═════ Excerpted records
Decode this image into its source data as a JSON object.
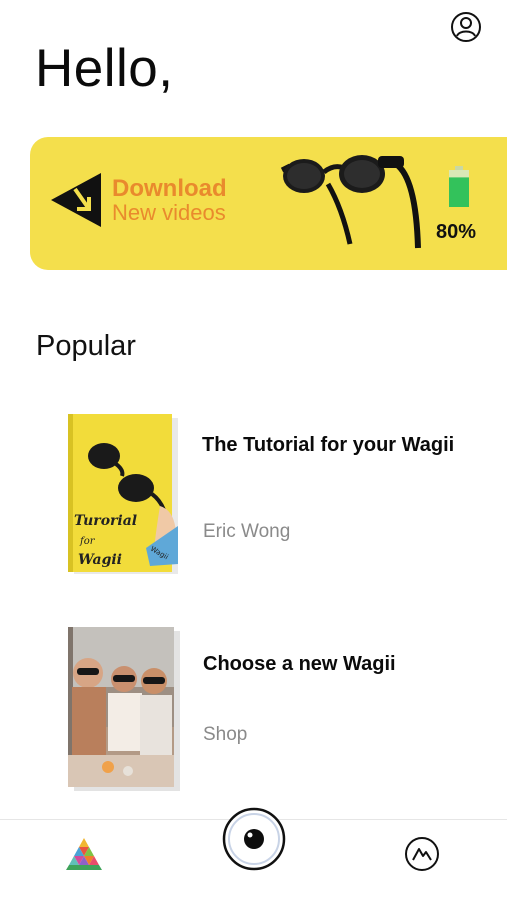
{
  "header": {
    "greeting": "Hello,",
    "profile_icon": "user-circle-icon"
  },
  "banner": {
    "title": "Download",
    "subtitle": "New videos",
    "battery_level": "80%",
    "battery_fraction": 0.8,
    "accent_color": "#f4df4c",
    "text_color": "#e98a2d",
    "icon": "download-arrow-icon"
  },
  "popular": {
    "title": "Popular",
    "items": [
      {
        "title": "The Tutorial for your Wagii",
        "subtitle": "Eric Wong",
        "cover_text": {
          "line1": "Turorial",
          "line2": "for",
          "line3": "Wagii",
          "tag": "Wagii"
        }
      },
      {
        "title": "Choose a new Wagii",
        "subtitle": "Shop"
      }
    ]
  },
  "nav": {
    "left_icon": "colorful-triangle-icon",
    "center_icon": "camera-eye-icon",
    "right_icon": "mountain-circle-icon"
  }
}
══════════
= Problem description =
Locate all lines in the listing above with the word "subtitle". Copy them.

= Problem solution =
    "subtitle": "New videos",
        "subtitle": "Eric Wong",
        "subtitle": "Shop"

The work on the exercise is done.